AVO workers observed a persistent large thermal anomaly at the volcano, which indicated that further eruptions could occur at any time. Pilots flying near the volcano late on 21 February confirmed no further ash production, but one did observe steaming near the termination of a flow on the volcano's SW flank. The steaming was located where rubbly, apparently hot debris entered the sea, and could have been an active lava flow or a fan of debris; it likely explains the thermal anomaly detected in satellite images. A thermal anomaly continued to be detected as of 26 February, suggesting that low-level activity was still occurring. No level of concern color codes were assigned for Cleveland because AVO has no seismic monitoring stations at the volcano.
Even after the eruption ceased, the eastward drifting ash-and-steam cloud continued to be a hazard to aviators (figure 2). The SE portion of the plume approached the westernmost point of Umnak Island by 1030 on the day of the eruption, and the entire plume was carried farther E so that it reached Dutch Harbor and Akutan by 1900.
Satellite imagery at 0730 on 20 February showed the ash cloud as a band extending from S of Port Heiden to N of Nunivak Island. No ashfall was reported at Dutch Harbor, Port Heiden, or Dillingham, however.
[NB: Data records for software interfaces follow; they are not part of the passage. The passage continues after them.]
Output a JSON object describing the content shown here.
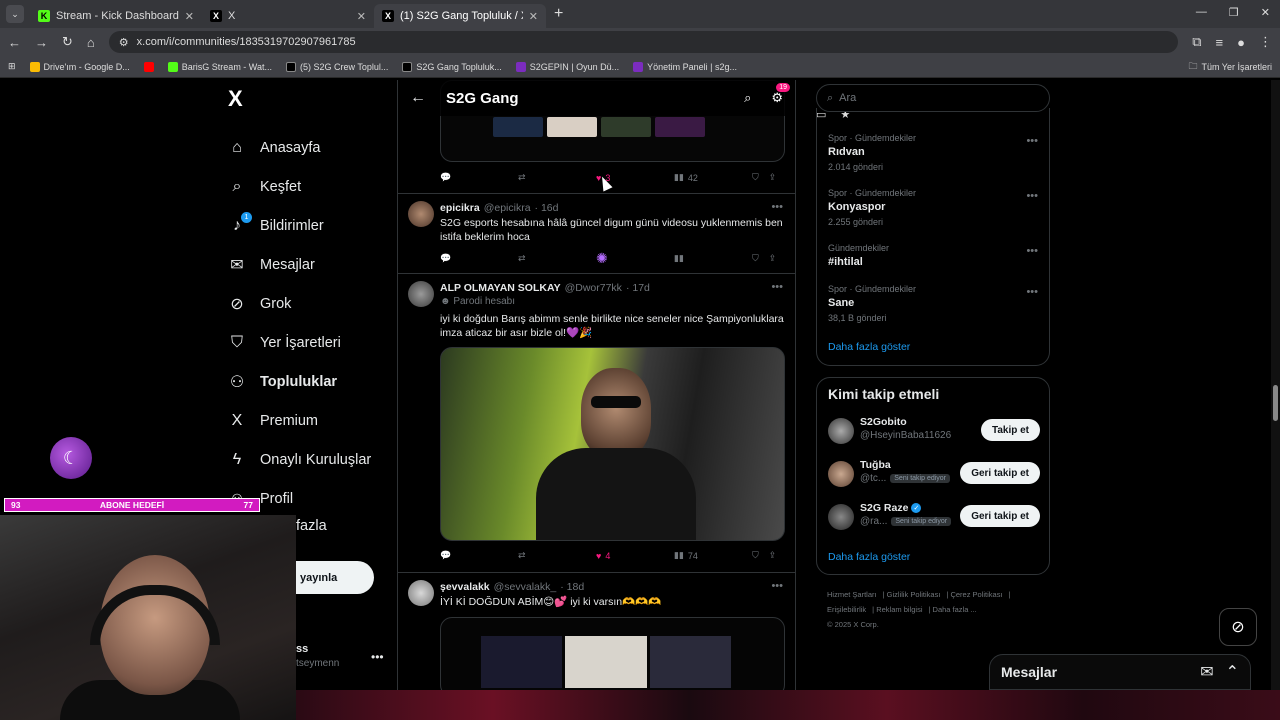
{
  "browser": {
    "tabs": [
      {
        "title": "Stream - Kick Dashboard",
        "fav": "K",
        "fav_color": "#53fc18"
      },
      {
        "title": "X",
        "fav": "X",
        "fav_color": "#000000"
      },
      {
        "title": "(1) S2G Gang Topluluk / X",
        "fav": "X",
        "fav_color": "#000000"
      }
    ],
    "url": "x.com/i/communities/1835319702907961785",
    "bookmarks": [
      {
        "label": "Drive'ım - Google D...",
        "color": "#fbbc04"
      },
      {
        "label": "",
        "color": "#ff0000"
      },
      {
        "label": "BarisG Stream - Wat...",
        "color": "#53fc18"
      },
      {
        "label": "(5) S2G Crew Toplul...",
        "color": "#000000"
      },
      {
        "label": "S2G Gang Topluluk...",
        "color": "#000000"
      },
      {
        "label": "S2GEPIN | Oyun Dü...",
        "color": "#7b2cbf"
      },
      {
        "label": "Yönetim Paneli | s2g...",
        "color": "#7b2cbf"
      }
    ],
    "bookmarks_right": "Tüm Yer İşaretleri"
  },
  "nav": {
    "items": [
      {
        "label": "Anasayfa",
        "icon": "home-icon",
        "glyph": "⌂"
      },
      {
        "label": "Keşfet",
        "icon": "search-icon",
        "glyph": "⌕"
      },
      {
        "label": "Bildirimler",
        "icon": "bell-icon",
        "glyph": "🔔",
        "badge": "1"
      },
      {
        "label": "Mesajlar",
        "icon": "mail-icon",
        "glyph": "✉"
      },
      {
        "label": "Grok",
        "icon": "grok-icon",
        "glyph": "⊘"
      },
      {
        "label": "Yer İşaretleri",
        "icon": "bookmark-icon",
        "glyph": "⛉"
      },
      {
        "label": "Topluluklar",
        "icon": "communities-icon",
        "glyph": "👥",
        "bold": true
      },
      {
        "label": "Premium",
        "icon": "x-icon",
        "glyph": "X"
      },
      {
        "label": "Onaylı Kuruluşlar",
        "icon": "lightning-icon",
        "glyph": "ϟ"
      },
      {
        "label": "Profil",
        "icon": "profile-icon",
        "glyph": "👤"
      }
    ],
    "more_label": "fazla",
    "post_label": "yayınla",
    "user_name": "ss",
    "user_handle": "tseymenn"
  },
  "main": {
    "title": "S2G Gang",
    "settings_badge": "19",
    "top_post_actions": {
      "likes": "3",
      "views": "42"
    },
    "tweets": [
      {
        "name": "epicikra",
        "handle": "@epicikra",
        "time": "· 16d",
        "text": "S2G esports hesabına hâlâ güncel digum günü videosu yuklenmemis ben istifa beklerim hoca",
        "likes": "",
        "views": ""
      },
      {
        "name": "ALP OLMAYAN SOLKAY",
        "handle": "@Dwor77kk",
        "time": "· 17d",
        "parody": "Parodi hesabı",
        "text": "iyi ki doğdun Barış abimm senle birlikte nice seneler nice Şampiyonluklara imza aticaz bir asır bizle ol!💜🎉",
        "likes": "4",
        "views": "74"
      },
      {
        "name": "şevvalakk",
        "handle": "@sevvalakk_",
        "time": "· 18d",
        "text": "İYİ Kİ DOĞDUN ABİM😊💕 iyi ki varsın🫶🫶🫶"
      }
    ]
  },
  "right": {
    "search_placeholder": "Ara",
    "trends": [
      {
        "category": "Spor · Gündemdekiler",
        "name": "Rıdvan",
        "count": "2.014 gönderi"
      },
      {
        "category": "Spor · Gündemdekiler",
        "name": "Konyaspor",
        "count": "2.255 gönderi"
      },
      {
        "category": "Gündemdekiler",
        "name": "#ihtilal",
        "count": ""
      },
      {
        "category": "Spor · Gündemdekiler",
        "name": "Sane",
        "count": "38,1 B gönderi"
      }
    ],
    "show_more": "Daha fazla göster",
    "who_to_follow_title": "Kimi takip etmeli",
    "follow": [
      {
        "name": "S2Gobito",
        "handle": "@HseyinBaba11626",
        "button": "Takip et",
        "tag": "",
        "verified": false
      },
      {
        "name": "Tuğba",
        "handle": "@tc...",
        "button": "Geri takip et",
        "tag": "Seni takip ediyor",
        "verified": false
      },
      {
        "name": "S2G Raze",
        "handle": "@ra...",
        "button": "Geri takip et",
        "tag": "Seni takip ediyor",
        "verified": true
      }
    ],
    "footer": [
      "Hizmet Şartları",
      "Gizlilik Politikası",
      "Çerez Politikası",
      "Erişilebilirlik",
      "Reklam bilgisi",
      "Daha fazla ...",
      "© 2025 X Corp."
    ],
    "messages_title": "Mesajlar"
  },
  "overlay": {
    "sub_goal_left": "93",
    "sub_goal_label": "ABONE HEDEFİ",
    "sub_goal_right": "77"
  }
}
By 0530 on 21 February the cloud could be seen on satellite imagery stretching from near Montague Island S about 150 km over the northern portion of the Gulf of Alaska. The ash band dissipated and became undetectable in satellite images by about 1700 on 21 February. A smaller ash cloud may also have drifted over interior Alaska reaching N of Fairbanks, but it became indistinguishable from weather clouds by the same time.
Reference. Miller, T.P., McGimsey, R.G., Richter, D.H., Riehle, J.R., Nye, C.J., Yount, M.E. and Dumoulin, J.A., 1998, Catalog of the historically active volcanoes of Alaska: U.S. Geological Survey Open-File Report 98-582, Alaska Volcano Observatory, Alaska, 1998. 104 p.
Geological Summary. The beautifully symmetrical Mount Cleveland stratovolcano is situated at the western end of the uninhabited Chuginadak Island. It lies SE across Carlisle Pass strait from Carlisle volcano and NE across Chuginadak Pass strait from Herbert volcano. Joined to the rest of Chuginadak Island by a low isthmus, Cleveland is the highest of the Islands of the Four Mountains group and is one of the most active of the Aleutian Islands. The native name, Chuginadak, refers to the Aleut goddess of fire, who was thought to reside on the volcano. Numerous large lava flows descend the steep-sided flanks. It is possible that some 18th-to-19th century eruptions attributed to Carlisle should be ascribed to Cleveland (Miller et al., 1998). In 1944 it produced the only known fatality from an Aleutian eruption. Recent eruptions have been characterized by short-lived explosive ash emissions, at times accompanied by lava fountaining and lava flows down the flanks.
Information Contacts: Alaska Volcano Observatory (AVO), a cooperative program of a) U.S. Geological Survey, 4200 University Drive, Anchorage, AK 99508-4667, USA (URL: http://www.avo.alaska.edu/), b) Geophysical Institute, University of Alaska, PO Box 757320, Fairbanks, AK 99775-7320, USA, and c) Alaska Division of Geological & Geophysical Surveys, 794 University Ave., Suite 200, Fairbanks, AK 99709, USA; Anchorage Volcanic Ash Advisory Center (VAAC), 6930 Sand Lake Road, Anchorage, AK 99502, USA (URL: http://vaac.arh.noaa.gov/).